Exercise details: Look for the string "local" in the data below, and copy each line that holds it.
Top of Data for processing
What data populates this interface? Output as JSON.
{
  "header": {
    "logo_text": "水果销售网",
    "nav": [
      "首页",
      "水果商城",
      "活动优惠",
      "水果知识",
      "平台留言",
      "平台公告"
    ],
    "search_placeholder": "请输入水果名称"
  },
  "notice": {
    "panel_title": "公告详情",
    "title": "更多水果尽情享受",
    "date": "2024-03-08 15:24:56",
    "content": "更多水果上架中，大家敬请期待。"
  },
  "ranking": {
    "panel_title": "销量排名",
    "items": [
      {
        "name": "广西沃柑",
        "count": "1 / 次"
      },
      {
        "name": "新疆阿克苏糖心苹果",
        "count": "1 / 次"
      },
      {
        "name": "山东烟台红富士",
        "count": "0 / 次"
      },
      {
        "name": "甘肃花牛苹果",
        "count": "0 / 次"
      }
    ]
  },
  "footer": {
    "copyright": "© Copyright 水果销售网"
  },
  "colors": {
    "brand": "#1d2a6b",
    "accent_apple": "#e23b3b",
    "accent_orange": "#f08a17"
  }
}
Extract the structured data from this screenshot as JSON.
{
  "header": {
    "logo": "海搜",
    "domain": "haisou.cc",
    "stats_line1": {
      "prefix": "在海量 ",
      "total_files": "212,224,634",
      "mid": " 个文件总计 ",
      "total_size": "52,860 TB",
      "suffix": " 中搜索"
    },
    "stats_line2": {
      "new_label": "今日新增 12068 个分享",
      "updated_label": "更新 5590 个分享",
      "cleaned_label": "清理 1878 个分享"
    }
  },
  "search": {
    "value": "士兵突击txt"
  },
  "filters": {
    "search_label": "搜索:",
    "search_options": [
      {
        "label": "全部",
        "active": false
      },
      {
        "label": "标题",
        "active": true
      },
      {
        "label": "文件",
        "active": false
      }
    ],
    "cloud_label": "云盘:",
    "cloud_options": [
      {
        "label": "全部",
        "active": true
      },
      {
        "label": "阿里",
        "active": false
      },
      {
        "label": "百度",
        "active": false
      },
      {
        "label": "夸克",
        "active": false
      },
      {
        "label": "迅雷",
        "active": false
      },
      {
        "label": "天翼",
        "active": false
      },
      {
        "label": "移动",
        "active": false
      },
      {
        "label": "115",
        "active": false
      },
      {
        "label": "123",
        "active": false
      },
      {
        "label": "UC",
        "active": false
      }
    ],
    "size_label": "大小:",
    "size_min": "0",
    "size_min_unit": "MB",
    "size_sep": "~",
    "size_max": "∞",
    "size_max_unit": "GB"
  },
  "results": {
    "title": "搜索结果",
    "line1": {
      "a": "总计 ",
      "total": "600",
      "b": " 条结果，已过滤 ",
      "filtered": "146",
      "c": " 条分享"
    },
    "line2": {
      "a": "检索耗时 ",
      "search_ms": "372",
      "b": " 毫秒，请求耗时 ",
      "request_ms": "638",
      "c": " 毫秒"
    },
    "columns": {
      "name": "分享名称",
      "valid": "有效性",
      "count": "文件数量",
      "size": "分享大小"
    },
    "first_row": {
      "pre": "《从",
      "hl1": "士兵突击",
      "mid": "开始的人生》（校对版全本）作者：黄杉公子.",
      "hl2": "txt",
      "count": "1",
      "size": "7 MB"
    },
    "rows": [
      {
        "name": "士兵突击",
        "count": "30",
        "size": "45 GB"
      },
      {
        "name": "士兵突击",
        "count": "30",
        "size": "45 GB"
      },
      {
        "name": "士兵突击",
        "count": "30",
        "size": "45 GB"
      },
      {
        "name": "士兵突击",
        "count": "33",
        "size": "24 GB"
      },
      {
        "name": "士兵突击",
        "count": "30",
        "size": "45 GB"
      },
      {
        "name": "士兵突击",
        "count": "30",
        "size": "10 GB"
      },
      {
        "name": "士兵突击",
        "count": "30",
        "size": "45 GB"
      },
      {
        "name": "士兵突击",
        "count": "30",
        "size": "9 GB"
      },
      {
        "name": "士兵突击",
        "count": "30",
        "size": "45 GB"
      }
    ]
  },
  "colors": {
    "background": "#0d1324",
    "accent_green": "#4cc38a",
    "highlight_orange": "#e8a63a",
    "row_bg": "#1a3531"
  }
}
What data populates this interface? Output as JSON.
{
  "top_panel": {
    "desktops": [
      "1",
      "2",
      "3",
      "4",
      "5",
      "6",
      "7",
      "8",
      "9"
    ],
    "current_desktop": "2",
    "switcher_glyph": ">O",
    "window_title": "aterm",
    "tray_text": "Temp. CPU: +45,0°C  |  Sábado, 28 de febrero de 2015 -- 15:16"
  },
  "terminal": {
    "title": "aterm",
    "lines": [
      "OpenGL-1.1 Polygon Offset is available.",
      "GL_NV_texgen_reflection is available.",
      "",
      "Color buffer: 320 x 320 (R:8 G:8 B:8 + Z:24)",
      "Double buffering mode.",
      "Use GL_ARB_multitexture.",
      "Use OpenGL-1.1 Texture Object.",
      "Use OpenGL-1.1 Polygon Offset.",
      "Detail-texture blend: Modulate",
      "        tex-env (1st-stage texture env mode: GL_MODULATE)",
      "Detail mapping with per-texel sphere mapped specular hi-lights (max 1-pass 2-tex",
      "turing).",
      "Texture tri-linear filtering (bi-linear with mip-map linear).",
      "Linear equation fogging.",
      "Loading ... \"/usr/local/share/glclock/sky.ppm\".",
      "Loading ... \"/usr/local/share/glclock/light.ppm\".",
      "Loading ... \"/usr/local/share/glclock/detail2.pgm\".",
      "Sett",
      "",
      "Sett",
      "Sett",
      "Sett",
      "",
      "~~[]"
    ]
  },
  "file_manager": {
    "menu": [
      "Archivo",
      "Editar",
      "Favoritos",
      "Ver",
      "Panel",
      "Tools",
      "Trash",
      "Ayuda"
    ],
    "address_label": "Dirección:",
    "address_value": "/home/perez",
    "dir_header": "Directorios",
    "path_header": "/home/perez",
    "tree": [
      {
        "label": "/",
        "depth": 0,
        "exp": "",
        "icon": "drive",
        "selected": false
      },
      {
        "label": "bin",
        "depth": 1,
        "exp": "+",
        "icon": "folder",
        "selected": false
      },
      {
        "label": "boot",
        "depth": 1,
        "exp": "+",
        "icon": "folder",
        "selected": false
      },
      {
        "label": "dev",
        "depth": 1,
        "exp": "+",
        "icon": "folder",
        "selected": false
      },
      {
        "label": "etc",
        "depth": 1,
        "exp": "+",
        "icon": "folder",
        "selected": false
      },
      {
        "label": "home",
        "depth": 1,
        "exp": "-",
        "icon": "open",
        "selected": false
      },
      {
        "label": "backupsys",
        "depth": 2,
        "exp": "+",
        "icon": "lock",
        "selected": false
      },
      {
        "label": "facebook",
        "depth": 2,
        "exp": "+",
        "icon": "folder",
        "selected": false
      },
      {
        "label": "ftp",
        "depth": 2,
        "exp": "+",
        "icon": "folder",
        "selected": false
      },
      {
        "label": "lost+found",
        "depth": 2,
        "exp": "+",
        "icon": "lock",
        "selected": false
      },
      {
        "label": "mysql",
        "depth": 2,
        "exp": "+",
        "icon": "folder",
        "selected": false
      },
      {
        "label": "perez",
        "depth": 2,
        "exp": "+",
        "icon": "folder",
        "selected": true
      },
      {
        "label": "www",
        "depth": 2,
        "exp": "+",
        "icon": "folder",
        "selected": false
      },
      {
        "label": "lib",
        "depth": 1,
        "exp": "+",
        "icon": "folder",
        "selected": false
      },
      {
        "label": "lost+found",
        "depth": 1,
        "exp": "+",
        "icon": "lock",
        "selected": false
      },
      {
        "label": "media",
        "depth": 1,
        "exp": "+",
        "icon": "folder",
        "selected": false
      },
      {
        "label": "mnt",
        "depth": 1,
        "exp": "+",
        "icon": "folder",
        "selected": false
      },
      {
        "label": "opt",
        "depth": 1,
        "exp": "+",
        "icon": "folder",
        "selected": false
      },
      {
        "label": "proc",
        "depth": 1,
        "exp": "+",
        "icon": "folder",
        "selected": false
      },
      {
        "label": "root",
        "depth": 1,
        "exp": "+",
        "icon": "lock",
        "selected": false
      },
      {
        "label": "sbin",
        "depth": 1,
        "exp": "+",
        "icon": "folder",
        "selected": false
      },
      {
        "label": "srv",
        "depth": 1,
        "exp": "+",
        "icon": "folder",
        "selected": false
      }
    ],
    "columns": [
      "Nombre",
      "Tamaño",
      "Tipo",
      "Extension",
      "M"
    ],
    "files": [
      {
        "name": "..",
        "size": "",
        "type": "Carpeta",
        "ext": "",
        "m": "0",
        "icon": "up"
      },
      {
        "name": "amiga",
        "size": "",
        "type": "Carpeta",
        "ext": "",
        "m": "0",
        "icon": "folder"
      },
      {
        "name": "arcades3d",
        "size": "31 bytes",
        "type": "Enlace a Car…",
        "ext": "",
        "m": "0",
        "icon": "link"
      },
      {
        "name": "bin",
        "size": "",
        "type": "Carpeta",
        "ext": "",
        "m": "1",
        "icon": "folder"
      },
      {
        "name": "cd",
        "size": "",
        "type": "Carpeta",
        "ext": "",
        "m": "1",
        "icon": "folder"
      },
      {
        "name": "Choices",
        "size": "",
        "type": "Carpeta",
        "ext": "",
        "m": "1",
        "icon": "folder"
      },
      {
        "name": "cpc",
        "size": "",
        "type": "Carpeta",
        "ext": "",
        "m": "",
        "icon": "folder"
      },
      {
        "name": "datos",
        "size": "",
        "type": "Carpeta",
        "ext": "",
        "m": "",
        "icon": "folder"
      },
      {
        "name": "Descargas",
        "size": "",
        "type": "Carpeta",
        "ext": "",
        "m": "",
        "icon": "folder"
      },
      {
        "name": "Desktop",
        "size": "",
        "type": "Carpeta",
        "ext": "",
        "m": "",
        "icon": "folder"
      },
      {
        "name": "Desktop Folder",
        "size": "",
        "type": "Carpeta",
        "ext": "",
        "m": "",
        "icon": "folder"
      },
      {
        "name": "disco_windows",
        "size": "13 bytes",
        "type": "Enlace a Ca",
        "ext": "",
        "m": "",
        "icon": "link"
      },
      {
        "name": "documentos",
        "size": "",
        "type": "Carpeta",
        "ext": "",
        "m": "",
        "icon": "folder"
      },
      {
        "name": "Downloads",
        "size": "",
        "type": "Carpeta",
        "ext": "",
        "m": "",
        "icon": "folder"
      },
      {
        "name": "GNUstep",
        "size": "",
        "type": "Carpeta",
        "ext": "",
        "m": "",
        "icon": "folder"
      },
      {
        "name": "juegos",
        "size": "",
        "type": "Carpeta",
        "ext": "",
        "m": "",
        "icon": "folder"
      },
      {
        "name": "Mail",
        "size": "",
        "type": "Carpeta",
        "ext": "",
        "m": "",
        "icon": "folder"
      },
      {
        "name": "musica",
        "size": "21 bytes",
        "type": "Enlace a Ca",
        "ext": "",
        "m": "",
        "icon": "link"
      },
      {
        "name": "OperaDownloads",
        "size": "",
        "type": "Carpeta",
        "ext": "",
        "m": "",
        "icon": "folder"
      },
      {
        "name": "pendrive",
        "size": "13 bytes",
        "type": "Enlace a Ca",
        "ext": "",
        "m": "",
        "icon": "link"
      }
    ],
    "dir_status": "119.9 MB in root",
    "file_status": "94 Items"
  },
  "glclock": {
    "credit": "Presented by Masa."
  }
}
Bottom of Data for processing
Response:
      "Loading ... \"/usr/local/share/glclock/sky.ppm\".",
      "Loading ... \"/usr/local/share/glclock/light.ppm\".",
      "Loading ... \"/usr/local/share/glclock/detail2.pgm\".",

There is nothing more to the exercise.